The mechanization and industrialization that grew after the Civil War -- the dawn of the Industrial Revolution -- dramatically changed the milling industry, especially by the 1880s and 1890s, and this included the milling of wheat and grains. The introduction of chilled steel rolls used in grinding wheat allowed for expanded and quicker flour production at a lower cost.
In 1882, eleven years after partnering with his brother in Boston, who aided in the handling of financial and business matters, Bemis opened his first branch factory in Minneapolis. It was there that advancements in milling technology showed the most promise.
Five years later, Bemis opened the Omaha location, not for its milling culture but because of its ever-growing strength as a railroad town -- a hub that efficiently (and economically) allowed for the transport of goods from California to Chicago and onto New York. As well, the Omaha location strategically allowed Bemis, Bro & Co. to compete with its competitor who had set up shop in Kansas City.
The Omaha branch initially employed sixty persons who manufactured burlap and cotton bags and dealt in grain bags and twine. The company's success led to two large additions to the Omaha location between 1898 and 1902; Nationally, the Bemis Company operated six factories and by the early 20th century managed foreign investments, too. Bemis also created a company town referred to as Bemis, Tennessee. The Bemis Company occupied the Omaha branch buildings until 1978 when it moved to new quarters.
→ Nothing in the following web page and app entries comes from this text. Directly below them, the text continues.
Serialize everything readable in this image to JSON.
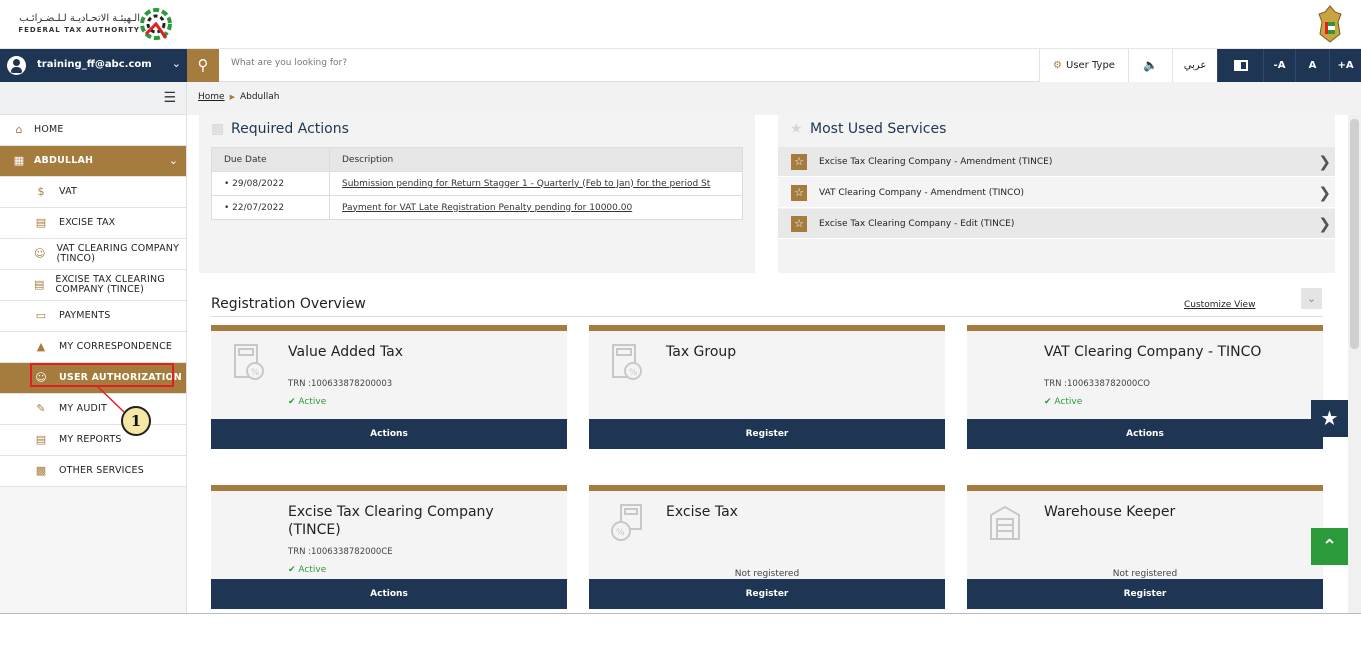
{
  "header": {
    "logo_ar": "الـهيئـة الاتحـاديـة لـلـضـرائـب",
    "logo_en": "FEDERAL TAX AUTHORITY"
  },
  "toolbar": {
    "user": "training_ff@abc.com",
    "search_placeholder": "What are you looking for?",
    "user_type": "User Type",
    "arabic": "عربي",
    "font_smaller": "-A",
    "font_normal": "A",
    "font_larger": "+A"
  },
  "sidebar": {
    "items": [
      {
        "label": "HOME",
        "icon": "home-icon"
      },
      {
        "label": "ABDULLAH",
        "icon": "grid-icon"
      },
      {
        "label": "VAT",
        "icon": "vat-icon"
      },
      {
        "label": "EXCISE TAX",
        "icon": "excise-icon"
      },
      {
        "label": "VAT CLEARING COMPANY (TINCO)",
        "icon": "user-icon"
      },
      {
        "label": "EXCISE TAX CLEARING COMPANY (TINCE)",
        "icon": "document-icon"
      },
      {
        "label": "PAYMENTS",
        "icon": "card-icon"
      },
      {
        "label": "MY CORRESPONDENCE",
        "icon": "building-icon"
      },
      {
        "label": "USER AUTHORIZATION",
        "icon": "user-key-icon"
      },
      {
        "label": "MY AUDIT",
        "icon": "audit-icon"
      },
      {
        "label": "MY REPORTS",
        "icon": "report-icon"
      },
      {
        "label": "OTHER SERVICES",
        "icon": "clipboard-icon"
      }
    ],
    "callout_number": "1"
  },
  "breadcrumb": {
    "home": "Home",
    "current": "Abdullah"
  },
  "required_actions": {
    "title": "Required Actions",
    "columns": [
      "Due Date",
      "Description"
    ],
    "rows": [
      {
        "date": "• 29/08/2022",
        "desc": "Submission pending for Return Stagger 1 - Quarterly (Feb to Jan) for the period St"
      },
      {
        "date": "• 22/07/2022",
        "desc": "Payment for VAT Late Registration Penalty pending for 10000.00"
      }
    ]
  },
  "most_used": {
    "title": "Most Used Services",
    "items": [
      "Excise Tax Clearing Company - Amendment (TINCE)",
      "VAT Clearing Company - Amendment (TINCO)",
      "Excise Tax Clearing Company - Edit (TINCE)"
    ]
  },
  "registration": {
    "title": "Registration Overview",
    "customize": "Customize View",
    "cards": [
      {
        "title": "Value Added Tax",
        "trn": "TRN :100633878200003",
        "status": "Active",
        "button": "Actions"
      },
      {
        "title": "Tax Group",
        "button": "Register"
      },
      {
        "title": "VAT Clearing Company - TINCO",
        "trn": "TRN :1006338782000CO",
        "status": "Active",
        "button": "Actions"
      },
      {
        "title": "Excise Tax Clearing Company (TINCE)",
        "trn": "TRN :1006338782000CE",
        "status": "Active",
        "button": "Actions"
      },
      {
        "title": "Excise Tax",
        "status": "Not registered",
        "button": "Register"
      },
      {
        "title": "Warehouse Keeper",
        "status": "Not registered",
        "button": "Register"
      }
    ]
  },
  "colors": {
    "navy": "#1e3653",
    "gold": "#a67c3e",
    "green": "#2a9a3a"
  }
}
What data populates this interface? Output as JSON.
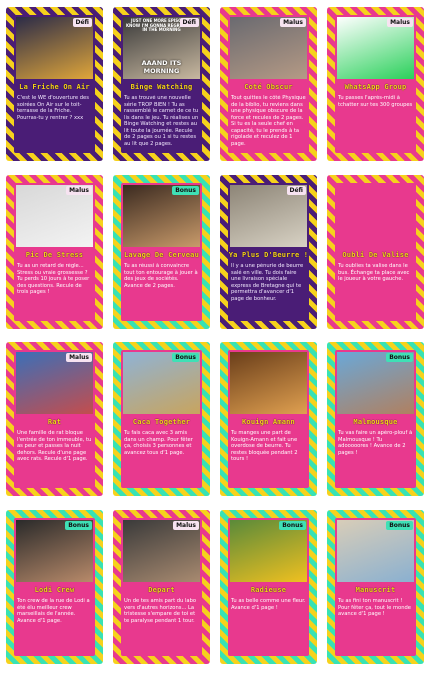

The Bemis Bag Building stands as a monument of Gilded Age entrepreneurship and the resultant popularity of large warehouses, factories, and railroad-town industrial neighborhoods. Subsequently, the era gave birth to a rise in warehouse architecture, developed in Chicago and New York, that involved form over function with minimal ornamentation.